I cannot possibly begin to tell you the amount of imaginary conversations and arguments that have played out in my head. I will say my carefully planned response to whomever and completely work out whatever defensive remark I feel the need to tell the world. The likelihood of me ever, and I mean ever, having this conversation with the person I have in mind, is pretty close to nil. Typically, imaginary arguments take place in my head when I feel that I was misunderstood. Usually, I am misunderstood by people I barely know and rarely see. All the more reason to never play out the stupid situation in my head.
One thing this friend really nailed on the head was the way it made her feel. It made her feel disconnected from her purpose and her truth. I completely identified with that. I would have the imaginary conversation and my mood would change. That’s when I knew these imaginary arguments were an actual problem and I needed to clean up the inner negative chatter. They actually made me angry in my every day, real life. I hate to admit that but it is very true. I started to notice I was less tolerant, and more agitated. I was actually getting heated because of these fantasy arguments.

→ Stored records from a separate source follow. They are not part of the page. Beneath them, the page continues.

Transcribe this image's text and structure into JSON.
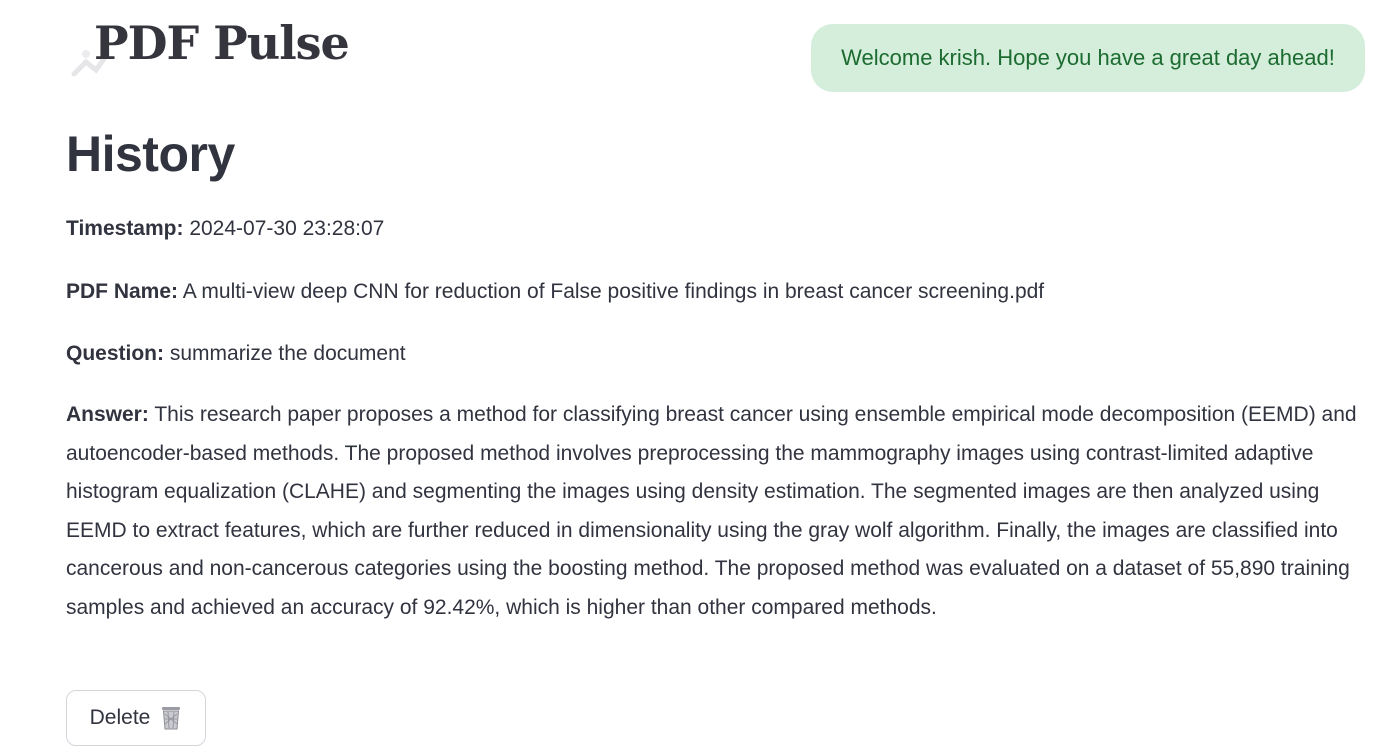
{
  "header": {
    "logo_text": "PDF Pulse",
    "welcome_message": "Welcome krish. Hope you have a great day ahead!"
  },
  "main": {
    "title": "History",
    "entry": {
      "timestamp_label": "Timestamp:",
      "timestamp_value": "2024-07-30 23:28:07",
      "pdf_label": "PDF Name:",
      "pdf_value": "A multi-view deep CNN for reduction of False positive findings in breast cancer screening.pdf",
      "question_label": "Question:",
      "question_value": "summarize the document",
      "answer_label": "Answer:",
      "answer_value": "This research paper proposes a method for classifying breast cancer using ensemble empirical mode decomposition (EEMD) and autoencoder-based methods. The proposed method involves preprocessing the mammography images using contrast-limited adaptive histogram equalization (CLAHE) and segmenting the images using density estimation. The segmented images are then analyzed using EEMD to extract features, which are further reduced in dimensionality using the gray wolf algorithm. Finally, the images are classified into cancerous and non-cancerous categories using the boosting method. The proposed method was evaluated on a dataset of 55,890 training samples and achieved an accuracy of 92.42%, which is higher than other compared methods.",
      "delete_label": "Delete",
      "delete_icon": "wastebasket-icon"
    }
  },
  "colors": {
    "welcome_bg": "#d4eedb",
    "welcome_text": "#1c6b30",
    "text": "#31333f"
  }
}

Not long after I started catching myself, I discovered the real problem- I liked being angry. I felt justified in my anger. I felt that I was right. It was a sick way of holding on to something that I needed to desperately let go of. My ego was being inflated because of my “correctness” but I was truly suffering in every other way.

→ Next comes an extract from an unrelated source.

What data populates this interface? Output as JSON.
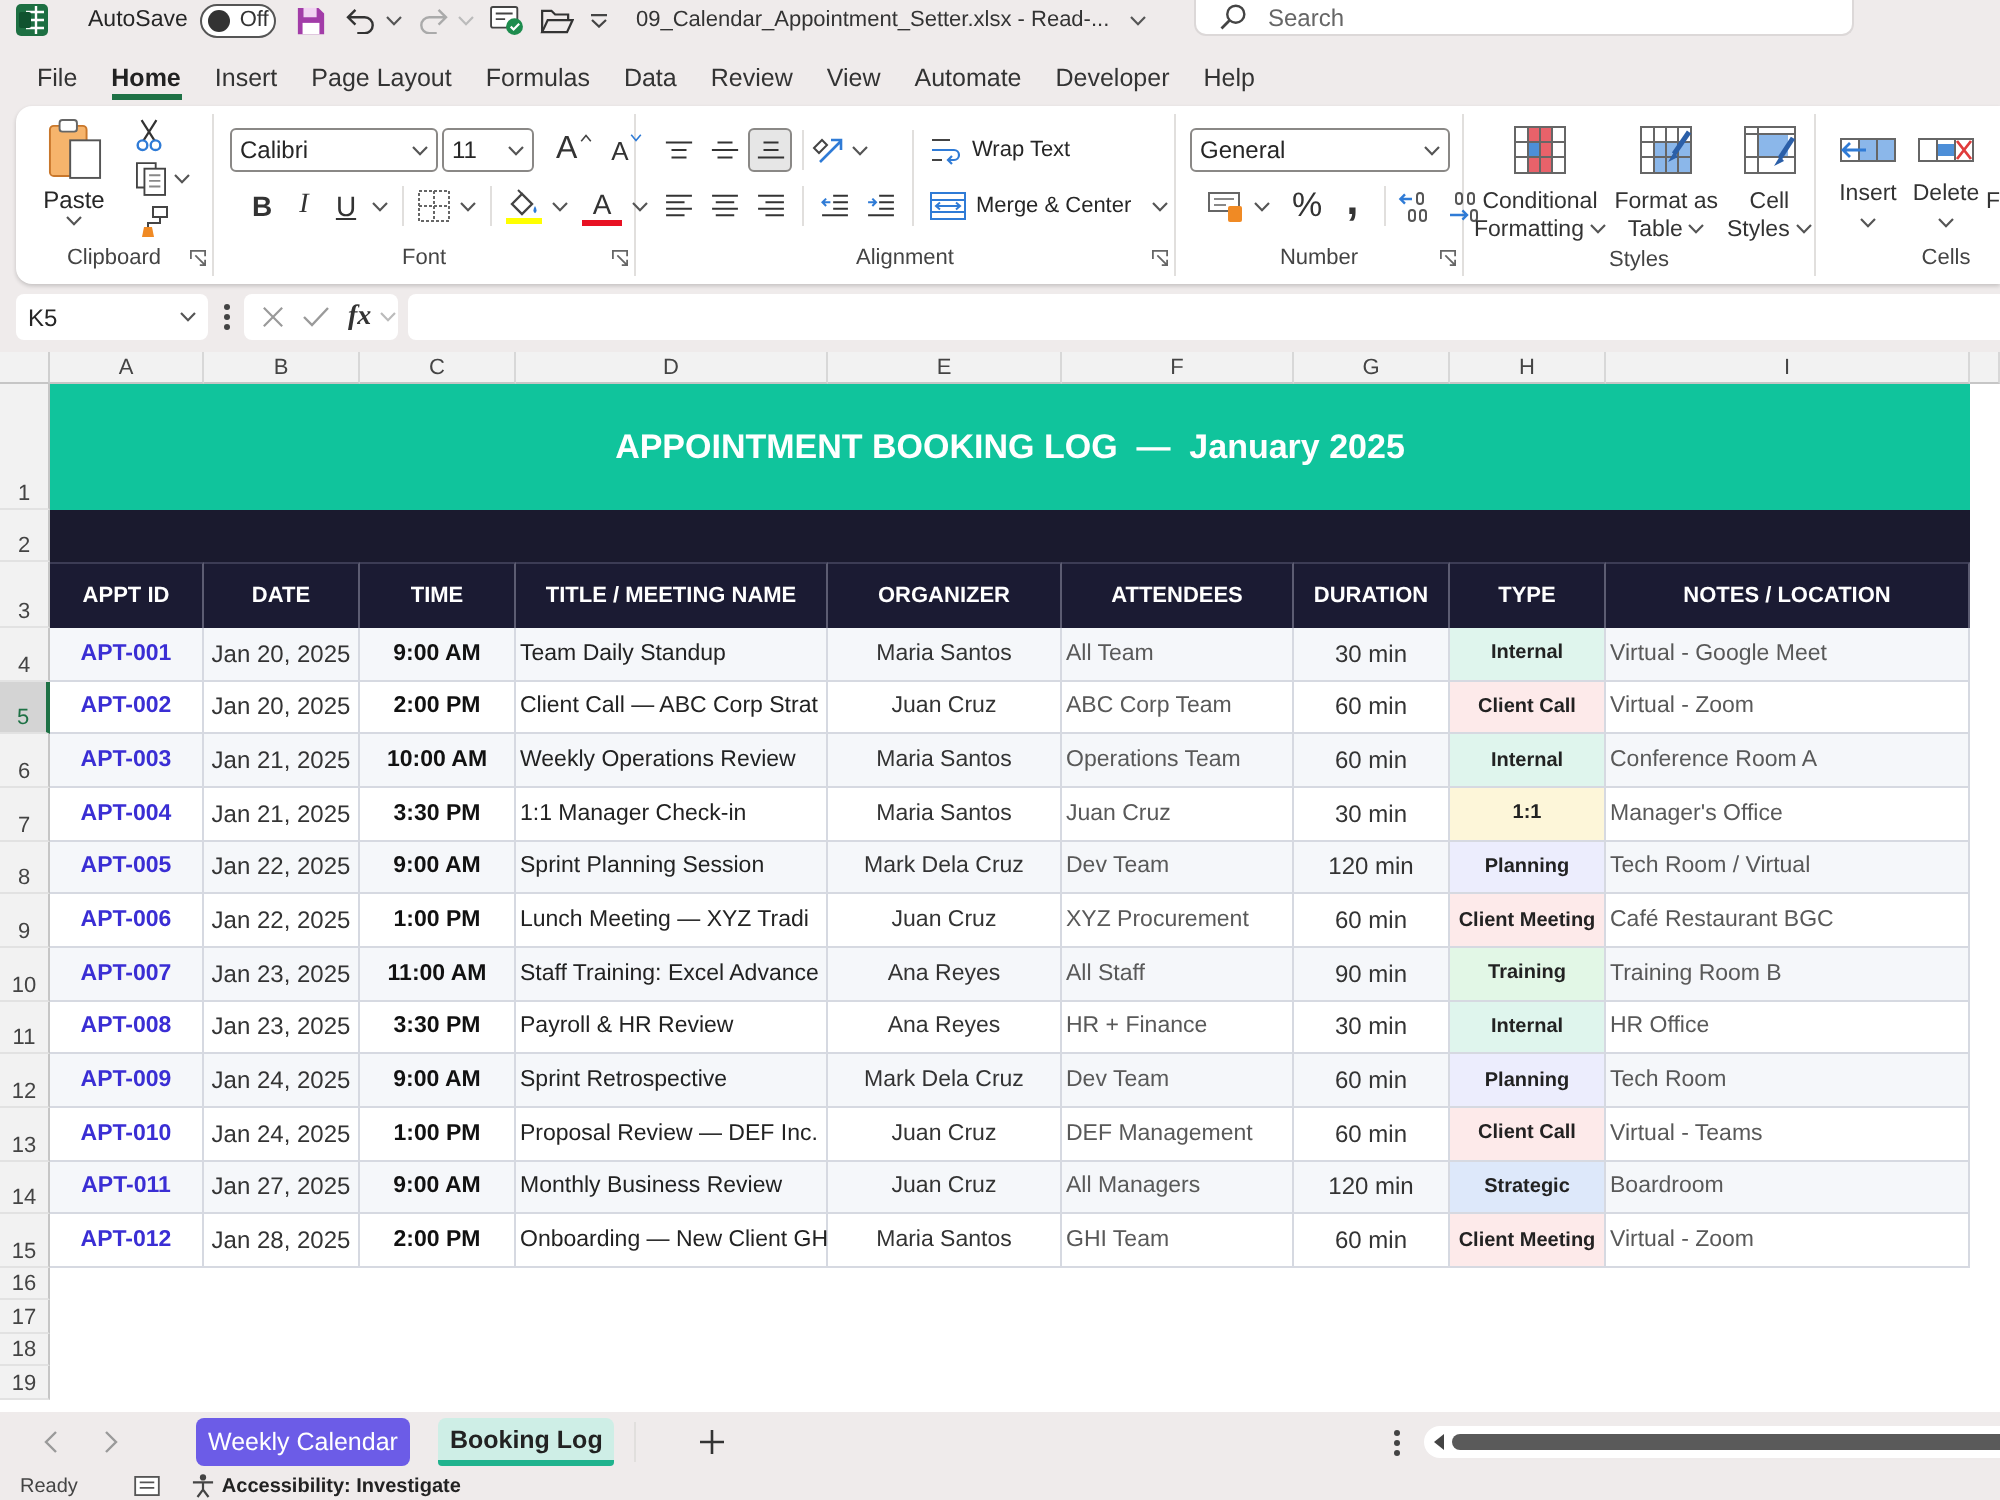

I started stopping myself and purposefully changing the subject when this topic came up in my head again. I let go of the need for someone else to understand me. I didn’t have to justify why I felt a certain way to someone and that was typically why I was having this argument with myself. I felt the need to justify my feelings. As I have worked on self-esteem, self-image, and self-love, the need for another individuals approval has become less important.
A driving force for me to change was the fact that I was doing all of this work to bring beautiful, good things in to my life and would soon after, stomp on all my good work by having an imaginary argument. I’ve lead enough life to know that speaking something out of your body and into existence makes it that much more likely to happen. Saying those words out loud can change your mood, your chemistry, serotonin levels, probably raises blood pressure, and increases cortisol. This thing that I was doing without even batting an eye, was drastically impacting my attitude and my body.
Things had to change
I started stopping myself immediately. I would put a podcast on, listen to an audiobook, or put a positive YouTube video on. Whatever was distracting me from this imaginary event needed to be something stimulating enough to inspire silence. This wasn’t always easy but just being aware of it happening was enough to reduce how often it happened. I also began writing them down. A quick paragraph about the situation usually identified why I felt the need to play out the situation.
If it was a recurring event and I felt especially sensitive about the topic, I would write it down. When my day was over, and I was going to bed, I would visualize myself being kind to the person and gracefully navigating the situation. This usually aided in me receiving closure in the matter. I saw the event played out in a positive way and I now had something to reference if ever I was to be in the situation. Being a positive force in the world is important to me. If it meant that I needed to be kind to someone I didn’t want to be kind to, so be it. If it meant that I had peace in my every day life, I could visualize having closure in the matter.
None of this was easy and none of it was perfect. I strive for imperfect progress. Not that I try to be imperfect (I try to make things as quality as possible, actually.) It’s more of an acknowledgement that it will not be perfect and that might annoy me but it is done, consistent, and I am moving forward. This is the only way I get around putting something I make out into the world.
The Curvy Broke Girl